◆ WORK ITEM ◆
The full set of entries needs to be reproduced exactly.

◆ Dataset rows for apps and sites ◆
=== Begin Enclosure ===
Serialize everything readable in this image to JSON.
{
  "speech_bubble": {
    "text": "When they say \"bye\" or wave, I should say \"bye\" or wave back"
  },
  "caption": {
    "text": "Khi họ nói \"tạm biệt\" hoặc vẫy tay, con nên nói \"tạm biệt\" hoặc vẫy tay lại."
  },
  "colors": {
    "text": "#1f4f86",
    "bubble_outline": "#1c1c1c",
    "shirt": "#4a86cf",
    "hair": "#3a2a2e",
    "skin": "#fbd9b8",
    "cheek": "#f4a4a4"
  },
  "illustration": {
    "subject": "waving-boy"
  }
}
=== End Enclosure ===
◆ RESULT OF THE TASK ◆
Serialize everything readable in this image to JSON.
{
  "speech_bubble": {
    "text": "When they say \"bye\" or wave, I should say \"bye\" or wave back"
  },
  "caption": {
    "text": "Khi họ nói \"tạm biệt\" hoặc vẫy tay, con nên nói \"tạm biệt\" hoặc vẫy tay lại."
  },
  "colors": {
    "text": "#1f4f86",
    "bubble_outline": "#1c1c1c",
    "shirt": "#4a86cf",
    "hair": "#3a2a2e",
    "skin": "#fbd9b8",
    "cheek": "#f4a4a4"
  },
  "illustration": {
    "subject": "waving-boy"
  }
}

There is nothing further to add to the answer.